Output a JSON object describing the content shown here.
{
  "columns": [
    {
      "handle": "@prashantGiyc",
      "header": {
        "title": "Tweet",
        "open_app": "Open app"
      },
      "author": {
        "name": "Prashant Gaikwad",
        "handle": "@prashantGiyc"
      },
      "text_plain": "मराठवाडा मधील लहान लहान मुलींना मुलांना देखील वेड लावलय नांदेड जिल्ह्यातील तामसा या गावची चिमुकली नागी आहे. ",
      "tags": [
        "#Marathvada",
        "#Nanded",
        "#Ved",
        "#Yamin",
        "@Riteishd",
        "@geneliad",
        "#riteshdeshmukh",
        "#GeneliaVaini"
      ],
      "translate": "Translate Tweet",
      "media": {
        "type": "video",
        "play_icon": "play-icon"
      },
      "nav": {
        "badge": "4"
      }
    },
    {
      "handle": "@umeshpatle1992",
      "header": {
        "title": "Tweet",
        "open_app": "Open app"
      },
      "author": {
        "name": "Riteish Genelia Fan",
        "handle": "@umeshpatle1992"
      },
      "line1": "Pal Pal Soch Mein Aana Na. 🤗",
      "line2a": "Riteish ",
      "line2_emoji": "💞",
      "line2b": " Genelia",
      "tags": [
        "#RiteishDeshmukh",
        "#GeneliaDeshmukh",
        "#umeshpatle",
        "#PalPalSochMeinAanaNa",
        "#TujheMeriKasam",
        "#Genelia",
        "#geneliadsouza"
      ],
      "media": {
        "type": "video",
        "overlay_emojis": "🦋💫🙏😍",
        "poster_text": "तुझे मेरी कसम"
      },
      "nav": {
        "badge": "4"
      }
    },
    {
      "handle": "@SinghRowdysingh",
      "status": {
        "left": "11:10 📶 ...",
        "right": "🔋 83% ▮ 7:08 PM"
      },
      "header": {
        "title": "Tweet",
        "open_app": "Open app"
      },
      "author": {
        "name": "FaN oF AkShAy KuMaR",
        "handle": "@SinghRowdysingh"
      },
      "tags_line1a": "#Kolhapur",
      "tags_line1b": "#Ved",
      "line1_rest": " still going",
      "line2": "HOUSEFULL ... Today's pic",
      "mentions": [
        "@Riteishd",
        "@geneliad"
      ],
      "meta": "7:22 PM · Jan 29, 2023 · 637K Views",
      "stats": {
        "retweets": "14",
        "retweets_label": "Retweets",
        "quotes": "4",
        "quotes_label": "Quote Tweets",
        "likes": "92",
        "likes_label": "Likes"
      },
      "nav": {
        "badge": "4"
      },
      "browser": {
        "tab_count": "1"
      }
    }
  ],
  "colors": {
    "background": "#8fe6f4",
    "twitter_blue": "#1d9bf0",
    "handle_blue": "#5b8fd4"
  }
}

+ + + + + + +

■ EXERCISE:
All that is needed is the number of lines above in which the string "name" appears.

■ RESULT OF THE TASK:
3